Burger franchises aren’t always the best option for vegetarians. When you’re traveling, however, choices can be slim. My wife and I recently pulled into a Burger King. They do have a veggie burger, although it is clear that those who prepare them seldom eat them. They must be frozen because they inevitably have that tough edge that comes from microwaving them just a little too long. Anyway, we were sitting down to have a bite, or chew, when a group of three gentlemen in the corner booth caught our attention. They were arguing, in a friendly way, over Christianity. Among the topics of conversation was the age of the earth. (Ten thousand years, at the outside.) Overhearing the conversation, I started to get nervous. I noticed the guy at the table next to them glancing curiously their way.

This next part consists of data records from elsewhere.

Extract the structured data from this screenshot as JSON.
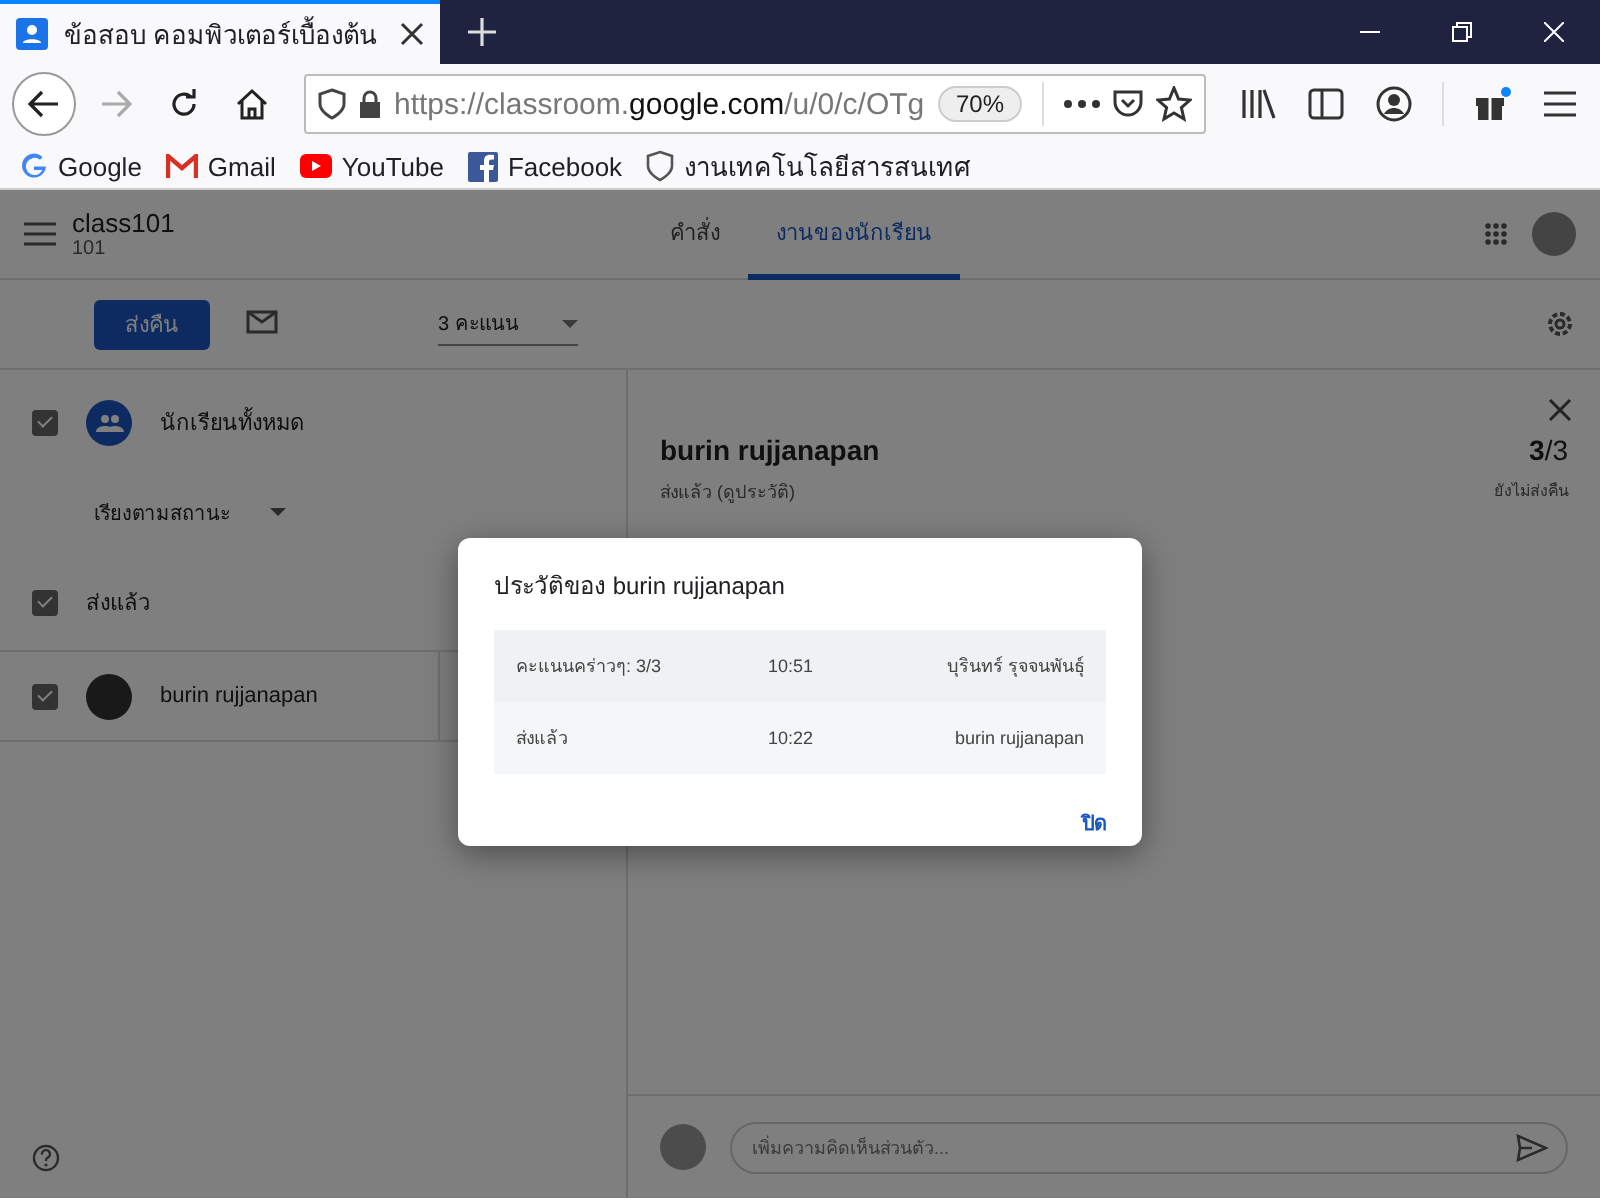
{
  "browser": {
    "tab": {
      "title": "ข้อสอบ คอมพิวเตอร์เบื้องต้น"
    },
    "url": {
      "prefix": "https://classroom.",
      "domain": "google.com",
      "path": "/u/0/c/OTg"
    },
    "zoom": "70%",
    "bookmarks": [
      {
        "label": "Google",
        "kind": "google"
      },
      {
        "label": "Gmail",
        "kind": "gmail"
      },
      {
        "label": "YouTube",
        "kind": "youtube"
      },
      {
        "label": "Facebook",
        "kind": "facebook"
      },
      {
        "label": "งานเทคโนโลยีสารสนเทศ",
        "kind": "shield"
      }
    ]
  },
  "app": {
    "class_name": "class101",
    "class_section": "101",
    "tabs": [
      {
        "label": "คำสั่ง",
        "selected": false
      },
      {
        "label": "งานของนักเรียน",
        "selected": true
      }
    ]
  },
  "toolbar": {
    "return_button": "ส่งคืน",
    "points": "3 คะแนน"
  },
  "students": {
    "all": {
      "label": "นักเรียนทั้งหมด",
      "checked": true
    },
    "sort": "เรียงตามสถานะ",
    "groups": [
      {
        "label": "ส่งแล้ว",
        "checked": true,
        "students": [
          {
            "name": "burin rujjanapan",
            "checked": true
          }
        ]
      }
    ]
  },
  "detail": {
    "name": "burin rujjanapan",
    "status": "ส่งแล้ว (ดูประวัติ)",
    "score": "**3**/3",
    "score_note": "ยังไม่ส่งคืน",
    "comment_placeholder": "เพิ่มความคิดเห็นส่วนตัว..."
  },
  "dialog": {
    "title": "ประวัติของ burin rujjanapan",
    "rows": [
      {
        "event": "คะแนนคร่าวๆ: 3/3",
        "time": "10:51",
        "by": "บุรินทร์ รุจจนพันธุ์"
      },
      {
        "event": "ส่งแล้ว",
        "time": "10:22",
        "by": "burin rujjanapan"
      }
    ],
    "close": "ปิด"
  }
}
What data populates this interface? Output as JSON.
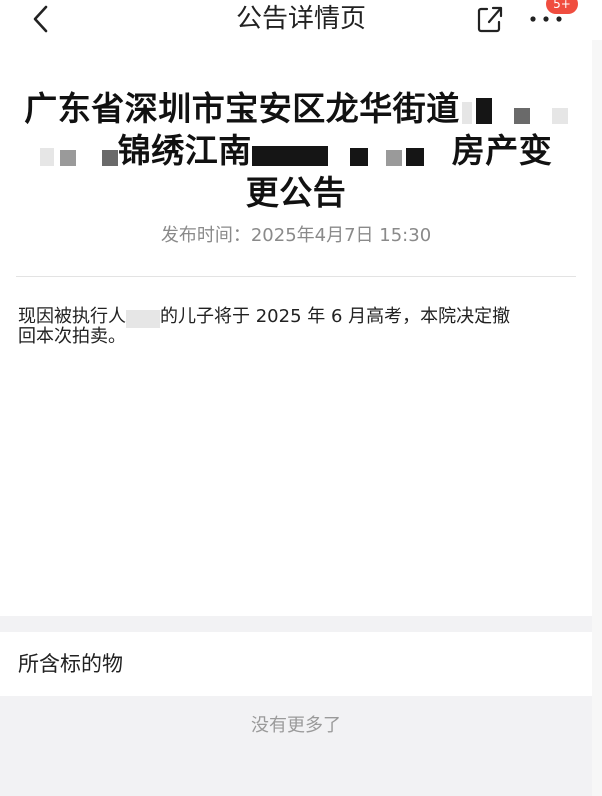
{
  "nav": {
    "title": "公告详情页",
    "badge": "5+",
    "back_icon": "chevron-left-icon",
    "share_icon": "share-icon",
    "more_icon": "more-dots-icon"
  },
  "article": {
    "title_line1": "广东省深圳市宝安区龙华街道",
    "title_line2_a": "锦绣江南",
    "title_line2_b": "房产变",
    "title_line3": "更公告",
    "publish_time": "发布时间：2025年4月7日 15:30",
    "body_part1": "现因被执行人",
    "body_part2": "的儿子将于 2025 年 6 月高考，本院决定撤",
    "body_part3": "回本次拍卖。"
  },
  "section": {
    "title": "所含标的物"
  },
  "footer": {
    "no_more": "没有更多了"
  },
  "colors": {
    "badge": "#f04d3f",
    "publish_text": "#8a8a8a",
    "background": "#f2f2f4"
  }
}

I glanced around. Other people having conversations about mundane things. Perhaps this is what we’re taught to do. Speak of things that have little depth. We are in a public place. We don’t discuss religion or politics here. But then I reconsidered the situation. If I were to join their discussion I’m sure we would have found little in the way of common ground, but I realized that conversations around religion do have depth. These guys, despite the media’s incessant message that religion is for non-intellectuals, were thinking deeply about topics of ultimate concern. When’s the last time I talked with a colleague about what really matters over lunch?
A blurb in a recent Christian Century mentioned Bob Dylan. It suggested that in a recent interview that he’d intimated that if he hadn’t gone into music, he would likely have studied theology. Likewise, I recalled an interview many years ago with Bruce Springsteen that suggested he might have made a good priest. Listening to the lyrics of many of the songs of these two icons will reveal that depth and public religious discourse many not be so rare as this incident in Burger King seemed to suggest. Maybe the words aren’t always direct. Maybe we speak in metaphors and with guarded asides. Maybe we speak with our actions instead of our words. Many of the most profound conversations we have, when viewed in that light, are like those of three men in a Burger King.